Consorts of the Caliphs — a history through the writings of thirty-nine women — is the newest Library of Arabic Literature title, officially forthcoming next month. A consciously non-canonical and collaborative effort, the book was discussed at several points during last Saturday’s LAL workshop, “A Corpus Not a Canon“:
After a start, the translation languished. But it was not forgotten: When Philip Kennedy wrote the grant proposal for the LAL, a note was added about a Consorts translation. Yet it was again lost among the proliferation of projects.
Still, the idea persisted: In December 2012, several LAL editors met in Abu Dhabi, along with poet Richard Sieburth, to discuss the writings of Consorts and to talk about the collaborative and reader-focused nature of what they were attempting. Over the last few years, each of the LAL editors has contributed in some way to the project. Now, in the spring of 2015, the book is finally ready.
During his Saturday presentation, LAL Executive Editor Shawkat Toorawa said Consorts could be viewed “not exactly as a manifesto, but as a way of saying, ‘This is what we think.'”
What Team LAL thinks, according to Toorawa, can be seen in part on the book’s crowded cover. It credits Ibn al-Saʿi (d. 1276 AD) with the original composition, but also credits editing by Toorawa, translations by all the LAL editors, an introduction by Julia Bray, and a foreword by Marina Warner.
According to Toorawa, “This is how we feel about the vision, about editing, about translating, about collaboration, and about taking something otherwise little-known and making it part of a conversation.”
Riffing off the workshop’s title, Toorawa added: “Neither a corpus nor a canon.”
The many names on the cover make it clear both that there “are many ways of doing this work” and that the group feels collaboration “doesn’t devalue a text, it adds value.”
The thirteenth-century compilation was well-known in its time, according to Kennedy. But later, Joe Lowry said, it “left less of a footprint in the tradition.” The 2015 editing and translation takes these women’s voices back from a position of relative obscurity. For reasons good and bad, there will almost certainly be of interest from outside the field.
Julia Bray described the volume’s poetry as “one very period-specific kind of women’s poetry,” which “belongs to a very elaborate culture in which lots and lots of luxury objects are produced and traded.” Women slaves lived among, and were among, these luxury objects. The poems represented the “kind of things that a woman poet can produce, and is expected to produce, and does produce in a situation where she is meant to be entertaining, witty, and able to respond as a virtuoso to any situation.”

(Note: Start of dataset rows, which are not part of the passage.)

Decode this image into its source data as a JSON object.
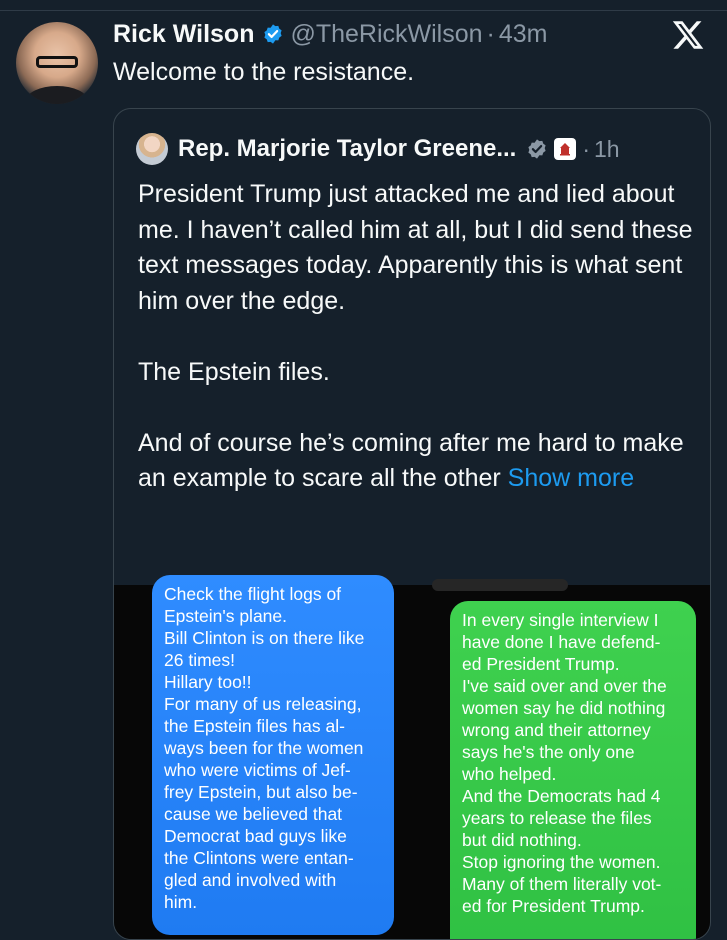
{
  "tweet": {
    "display_name": "Rick Wilson",
    "handle": "@TheRickWilson",
    "separator": "·",
    "time": "43m",
    "text": "Welcome to the resistance."
  },
  "quote": {
    "display_name": "Rep. Marjorie Taylor Greene...",
    "separator": "·",
    "time": "1h",
    "paragraphs": [
      "President Trump just attacked me and lied about me. I haven’t called him at all, but I did send these text messages today. Apparently this is what sent him over the edge.",
      "The Epstein files.",
      "And of course he’s coming after me hard to make an example to scare all the other"
    ],
    "show_more": "Show more",
    "media": {
      "blue_bubble_lines": [
        "Check the flight logs of",
        "Epstein's plane.",
        "Bill Clinton is on there like",
        "26 times!",
        "Hillary too!!",
        "For many of us releasing,",
        "the Epstein files has al-",
        "ways been for the women",
        "who were victims of Jef-",
        "frey Epstein, but also be-",
        "cause we believed that",
        "Democrat bad guys like",
        "the Clintons were entan-",
        "gled and involved with",
        "him."
      ],
      "green_bubble_lines": [
        "In every single interview I",
        "have done I have defend-",
        "ed President Trump.",
        "I've said over and over the",
        "women say he did nothing",
        "wrong and their attorney",
        "says he's the only one",
        "who helped.",
        "And the Democrats had 4",
        "years to release the files",
        "but did nothing.",
        "Stop ignoring the women.",
        "Many of them literally vot-",
        "ed for President Trump."
      ]
    }
  },
  "icons": {
    "verified": "verified-badge-icon",
    "x_logo": "x-logo-icon",
    "gov_badge": "government-verified-icon",
    "congress": "congress-flag-icon"
  },
  "colors": {
    "background": "#15202b",
    "accent": "#1d9bf0",
    "muted": "#8b98a5",
    "imessage_blue": "#1f7bf2",
    "sms_green": "#34c748"
  }
}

But the book is not written or compiled by any of these women. “This is a book by a historian…who wrote in many different formats, and I suppose you could say genres,” Bray said. “No doubt, as a historian, he would’ve considered this book a kind of history.”
As a historian, Ibn al-Sa’i is known to have chronicled the academic and political elites of his city, including the lives of women. In Consorts, Ibn al-Saʿi attempts to make a connection between the lives and writings of the powerful wives in his time and the lovers of Baghdad’s “Golden Age.”

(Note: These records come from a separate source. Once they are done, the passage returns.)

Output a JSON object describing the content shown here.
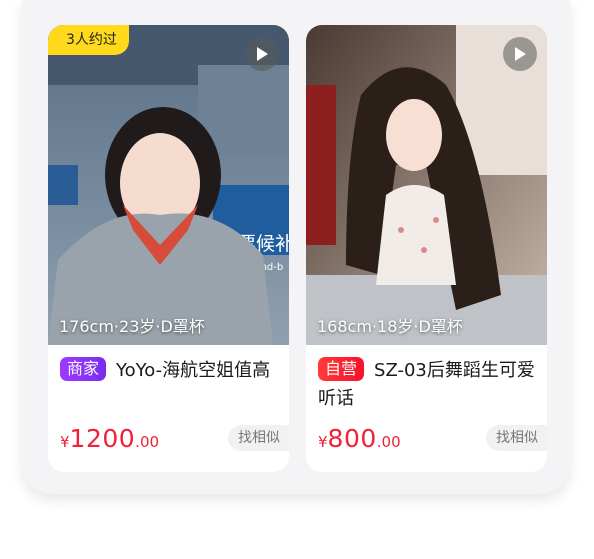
{
  "cards": [
    {
      "booked_tag": "3人约过",
      "stats": "176cm·23岁·D罩杯",
      "badge": "商家",
      "title": "YoYo-海航空姐值高",
      "price_currency": "¥",
      "price_int": "1200",
      "price_dec": ".00",
      "similar_label": "找相似",
      "photo_sign_lines": [
        "客票候补",
        "cket Stand-b"
      ]
    },
    {
      "stats": "168cm·18岁·D罩杯",
      "badge": "自营",
      "title": "SZ-03后舞蹈生可爱听话",
      "price_currency": "¥",
      "price_int": "800",
      "price_dec": ".00",
      "similar_label": "找相似"
    }
  ],
  "colors": {
    "price": "#f0203a",
    "booked_tag_bg": "#ffd91c",
    "merchant_badge": "#8b33ff",
    "self_badge": "#f4122a"
  },
  "icons": {
    "play": "play-icon"
  }
}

“Modern historians, I think, would probably pooh-pooh it as a work of history, and I think they would be quite wrong to do so,” Bray said. “There is a certain mindset about modern historians of the Middle East which is extremely insensitive to questions of genre and mode, and thereby jettisons an awful lot of vital intellectual and cultural history.”
“Although it looks something of a trifle in terms of its number of pages, it is an…intellectual engagement with very diverse material and very diverse purposes for the writing of history.”

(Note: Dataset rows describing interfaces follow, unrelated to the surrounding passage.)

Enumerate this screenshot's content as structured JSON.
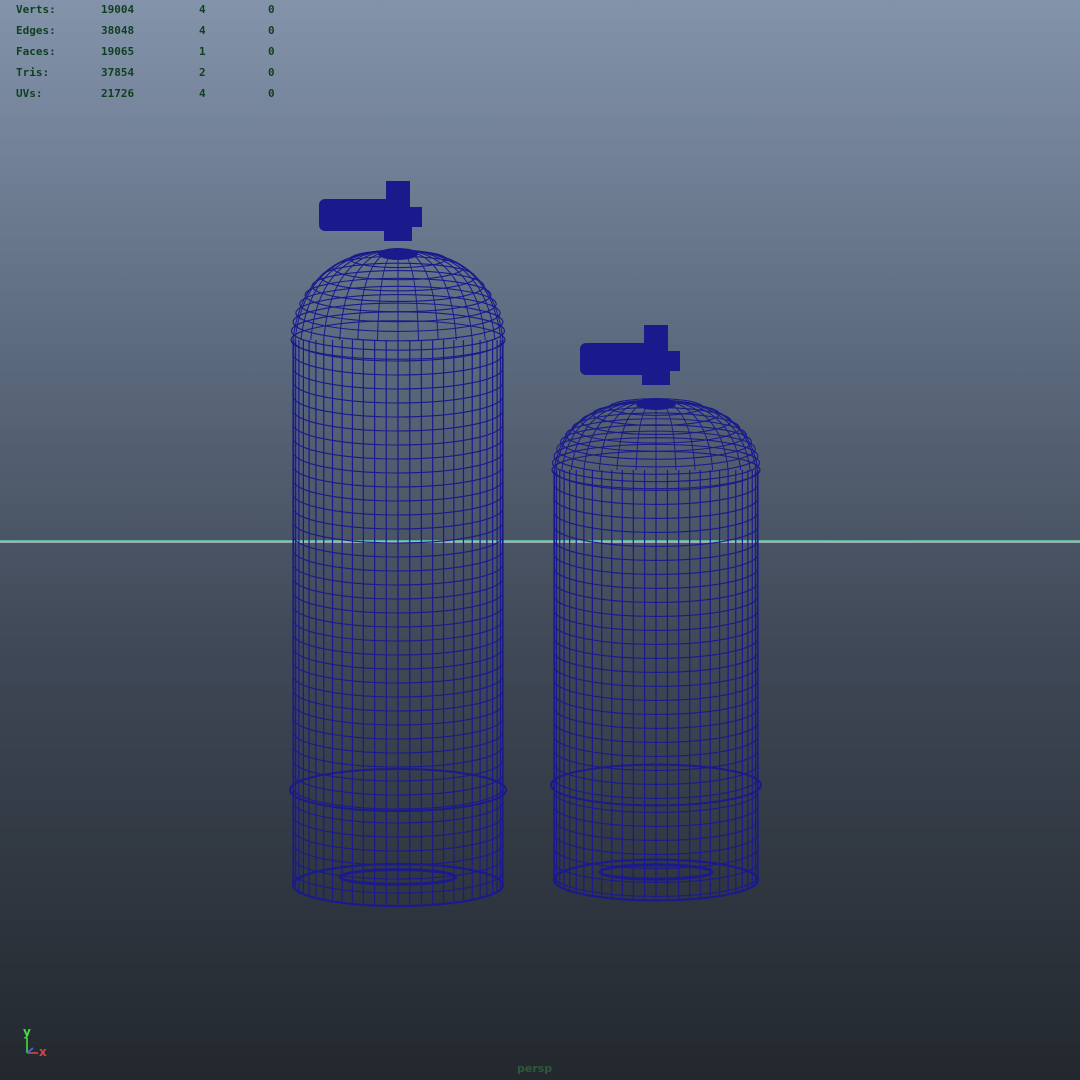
{
  "viewport": {
    "camera_label": "persp",
    "background_top": "#8393aa",
    "background_bottom": "#23282e",
    "grid_color": "#aab0b8",
    "horizon_color": "#5fd6b0",
    "wireframe_color": "#1a1a8c"
  },
  "hud": {
    "rows": [
      {
        "label": "Verts:",
        "total": "19004",
        "selected": "4",
        "highlighted": "0"
      },
      {
        "label": "Edges:",
        "total": "38048",
        "selected": "4",
        "highlighted": "0"
      },
      {
        "label": "Faces:",
        "total": "19065",
        "selected": "1",
        "highlighted": "0"
      },
      {
        "label": "Tris:",
        "total": "37854",
        "selected": "2",
        "highlighted": "0"
      },
      {
        "label": "UVs:",
        "total": "21726",
        "selected": "4",
        "highlighted": "0"
      }
    ]
  },
  "axis_gizmo": {
    "y_label": "y",
    "x_label": "x",
    "y_color": "#3fe03f",
    "x_color": "#e04040",
    "z_color": "#3a6aff"
  },
  "objects": [
    {
      "name": "scuba-tank-large"
    },
    {
      "name": "scuba-tank-small"
    }
  ]
}
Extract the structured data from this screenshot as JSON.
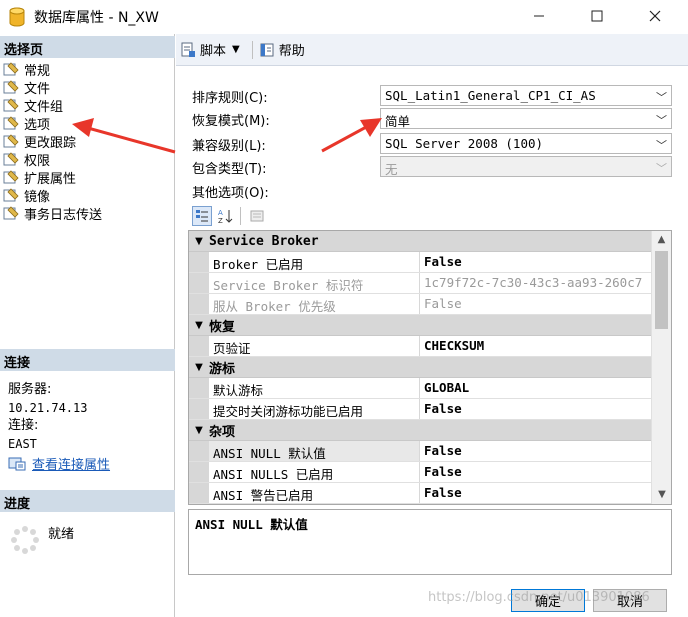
{
  "window": {
    "title": "数据库属性 - N_XW"
  },
  "left": {
    "select_page_heading": "选择页",
    "pages": [
      {
        "label": "常规",
        "icon": "page-icon"
      },
      {
        "label": "文件",
        "icon": "page-icon"
      },
      {
        "label": "文件组",
        "icon": "page-icon"
      },
      {
        "label": "选项",
        "icon": "page-icon"
      },
      {
        "label": "更改跟踪",
        "icon": "page-icon"
      },
      {
        "label": "权限",
        "icon": "page-icon"
      },
      {
        "label": "扩展属性",
        "icon": "page-icon"
      },
      {
        "label": "镜像",
        "icon": "page-icon"
      },
      {
        "label": "事务日志传送",
        "icon": "page-icon"
      }
    ],
    "connection_heading": "连接",
    "server_label": "服务器:",
    "server_value": "10.21.74.13",
    "connection_label": "连接:",
    "connection_value": "EAST",
    "view_link": "查看连接属性",
    "progress_heading": "进度",
    "progress_status": "就绪"
  },
  "toolbar": {
    "script_label": "脚本",
    "help_label": "帮助"
  },
  "form": {
    "collation_label": "排序规则(C):",
    "collation_value": "SQL_Latin1_General_CP1_CI_AS",
    "recovery_label": "恢复模式(M):",
    "recovery_value": "简单",
    "compat_label": "兼容级别(L):",
    "compat_value": "SQL Server 2008 (100)",
    "containment_label": "包含类型(T):",
    "containment_value": "无",
    "other_label": "其他选项(O):"
  },
  "grid": {
    "cat_service_broker": "Service Broker",
    "broker_enabled_name": "Broker 已启用",
    "broker_enabled_value": "False",
    "broker_id_name": "Service Broker 标识符",
    "broker_id_value": "1c79f72c-7c30-43c3-aa93-260c7",
    "broker_priority_name": "服从 Broker 优先级",
    "broker_priority_value": "False",
    "cat_recovery": "恢复",
    "page_verify_name": "页验证",
    "page_verify_value": "CHECKSUM",
    "cat_cursor": "游标",
    "default_cursor_name": "默认游标",
    "default_cursor_value": "GLOBAL",
    "close_cursor_name": "提交时关闭游标功能已启用",
    "close_cursor_value": "False",
    "cat_misc": "杂项",
    "ansi_null_default_name": "ANSI NULL 默认值",
    "ansi_null_default_value": "False",
    "ansi_nulls_name": "ANSI NULLS 已启用",
    "ansi_nulls_value": "False",
    "ansi_warnings_name": "ANSI 警告已启用",
    "ansi_warnings_value": "False"
  },
  "description": {
    "text": "ANSI NULL 默认值"
  },
  "buttons": {
    "ok": "确定",
    "cancel": "取消"
  },
  "watermark": "https://blog.csdn.net/u013901086",
  "colors": {
    "arrow": "#e8362a",
    "section_header": "#cfdbe7",
    "category_band": "#d7d7d7"
  }
}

For those who are interested, it looks like the book is available now through the NYU Press website.